- REQUIREMENT -
All of the records shown below need to be copied with no differences.

- THE DATA -
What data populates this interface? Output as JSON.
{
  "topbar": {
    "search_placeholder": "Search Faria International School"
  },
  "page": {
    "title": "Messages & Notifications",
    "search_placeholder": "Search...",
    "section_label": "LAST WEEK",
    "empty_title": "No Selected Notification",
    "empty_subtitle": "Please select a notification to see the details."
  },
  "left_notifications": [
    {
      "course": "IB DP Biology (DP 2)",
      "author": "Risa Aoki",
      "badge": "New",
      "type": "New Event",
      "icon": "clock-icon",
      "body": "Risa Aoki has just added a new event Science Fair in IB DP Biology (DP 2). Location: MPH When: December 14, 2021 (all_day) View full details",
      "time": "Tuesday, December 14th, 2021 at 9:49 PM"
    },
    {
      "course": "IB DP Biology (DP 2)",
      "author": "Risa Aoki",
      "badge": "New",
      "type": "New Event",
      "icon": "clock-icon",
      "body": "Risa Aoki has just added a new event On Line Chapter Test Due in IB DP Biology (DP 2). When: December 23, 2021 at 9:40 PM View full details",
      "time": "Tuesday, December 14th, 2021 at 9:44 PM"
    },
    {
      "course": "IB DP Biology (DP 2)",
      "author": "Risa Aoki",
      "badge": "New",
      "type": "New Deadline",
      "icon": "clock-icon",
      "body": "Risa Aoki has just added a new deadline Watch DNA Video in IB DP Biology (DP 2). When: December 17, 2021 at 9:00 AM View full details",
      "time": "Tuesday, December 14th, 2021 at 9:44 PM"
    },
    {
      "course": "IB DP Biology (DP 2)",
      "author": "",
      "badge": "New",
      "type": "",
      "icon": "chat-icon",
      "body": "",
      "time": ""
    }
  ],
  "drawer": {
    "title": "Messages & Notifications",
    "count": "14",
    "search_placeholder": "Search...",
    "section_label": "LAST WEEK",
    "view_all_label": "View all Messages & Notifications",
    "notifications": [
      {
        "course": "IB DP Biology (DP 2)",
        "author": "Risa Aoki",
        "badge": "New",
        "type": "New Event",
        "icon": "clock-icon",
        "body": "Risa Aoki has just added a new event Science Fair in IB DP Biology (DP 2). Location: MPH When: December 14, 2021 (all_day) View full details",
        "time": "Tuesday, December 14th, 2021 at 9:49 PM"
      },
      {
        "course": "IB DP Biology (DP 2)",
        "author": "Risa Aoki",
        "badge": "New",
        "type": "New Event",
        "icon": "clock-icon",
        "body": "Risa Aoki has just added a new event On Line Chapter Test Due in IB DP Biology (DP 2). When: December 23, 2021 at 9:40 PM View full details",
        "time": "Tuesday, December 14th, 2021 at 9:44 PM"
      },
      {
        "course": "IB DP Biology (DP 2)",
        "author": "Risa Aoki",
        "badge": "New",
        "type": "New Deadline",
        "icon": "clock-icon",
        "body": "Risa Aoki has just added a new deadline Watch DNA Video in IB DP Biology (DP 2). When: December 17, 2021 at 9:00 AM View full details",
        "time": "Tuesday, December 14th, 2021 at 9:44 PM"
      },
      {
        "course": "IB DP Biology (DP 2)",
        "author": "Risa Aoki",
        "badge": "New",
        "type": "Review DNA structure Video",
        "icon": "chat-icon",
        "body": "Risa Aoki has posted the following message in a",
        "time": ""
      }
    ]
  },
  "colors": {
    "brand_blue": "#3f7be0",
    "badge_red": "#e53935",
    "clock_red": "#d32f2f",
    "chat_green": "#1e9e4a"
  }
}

- COMPLETED TASK -
What data populates this interface? Output as JSON.
{
  "topbar": {
    "search_placeholder": "Search Faria International School"
  },
  "page": {
    "title": "Messages & Notifications",
    "search_placeholder": "Search...",
    "section_label": "LAST WEEK",
    "empty_title": "No Selected Notification",
    "empty_subtitle": "Please select a notification to see the details."
  },
  "left_notifications": [
    {
      "course": "IB DP Biology (DP 2)",
      "author": "Risa Aoki",
      "badge": "New",
      "type": "New Event",
      "icon": "clock-icon",
      "body": "Risa Aoki has just added a new event Science Fair in IB DP Biology (DP 2). Location: MPH When: December 14, 2021 (all_day) View full details",
      "time": "Tuesday, December 14th, 2021 at 9:49 PM"
    },
    {
      "course": "IB DP Biology (DP 2)",
      "author": "Risa Aoki",
      "badge": "New",
      "type": "New Event",
      "icon": "clock-icon",
      "body": "Risa Aoki has just added a new event On Line Chapter Test Due in IB DP Biology (DP 2). When: December 23, 2021 at 9:40 PM View full details",
      "time": "Tuesday, December 14th, 2021 at 9:44 PM"
    },
    {
      "course": "IB DP Biology (DP 2)",
      "author": "Risa Aoki",
      "badge": "New",
      "type": "New Deadline",
      "icon": "clock-icon",
      "body": "Risa Aoki has just added a new deadline Watch DNA Video in IB DP Biology (DP 2). When: December 17, 2021 at 9:00 AM View full details",
      "time": "Tuesday, December 14th, 2021 at 9:44 PM"
    },
    {
      "course": "IB DP Biology (DP 2)",
      "author": "",
      "badge": "New",
      "type": "",
      "icon": "chat-icon",
      "body": "",
      "time": ""
    }
  ],
  "drawer": {
    "title": "Messages & Notifications",
    "count": "14",
    "search_placeholder": "Search...",
    "section_label": "LAST WEEK",
    "view_all_label": "View all Messages & Notifications",
    "notifications": [
      {
        "course": "IB DP Biology (DP 2)",
        "author": "Risa Aoki",
        "badge": "New",
        "type": "New Event",
        "icon": "clock-icon",
        "body": "Risa Aoki has just added a new event Science Fair in IB DP Biology (DP 2). Location: MPH When: December 14, 2021 (all_day) View full details",
        "time": "Tuesday, December 14th, 2021 at 9:49 PM"
      },
      {
        "course": "IB DP Biology (DP 2)",
        "author": "Risa Aoki",
        "badge": "New",
        "type": "New Event",
        "icon": "clock-icon",
        "body": "Risa Aoki has just added a new event On Line Chapter Test Due in IB DP Biology (DP 2). When: December 23, 2021 at 9:40 PM View full details",
        "time": "Tuesday, December 14th, 2021 at 9:44 PM"
      },
      {
        "course": "IB DP Biology (DP 2)",
        "author": "Risa Aoki",
        "badge": "New",
        "type": "New Deadline",
        "icon": "clock-icon",
        "body": "Risa Aoki has just added a new deadline Watch DNA Video in IB DP Biology (DP 2). When: December 17, 2021 at 9:00 AM View full details",
        "time": "Tuesday, December 14th, 2021 at 9:44 PM"
      },
      {
        "course": "IB DP Biology (DP 2)",
        "author": "Risa Aoki",
        "badge": "New",
        "type": "Review DNA structure Video",
        "icon": "chat-icon",
        "body": "Risa Aoki has posted the following message in a",
        "time": ""
      }
    ]
  },
  "colors": {
    "brand_blue": "#3f7be0",
    "badge_red": "#e53935",
    "clock_red": "#d32f2f",
    "chat_green": "#1e9e4a"
  }
}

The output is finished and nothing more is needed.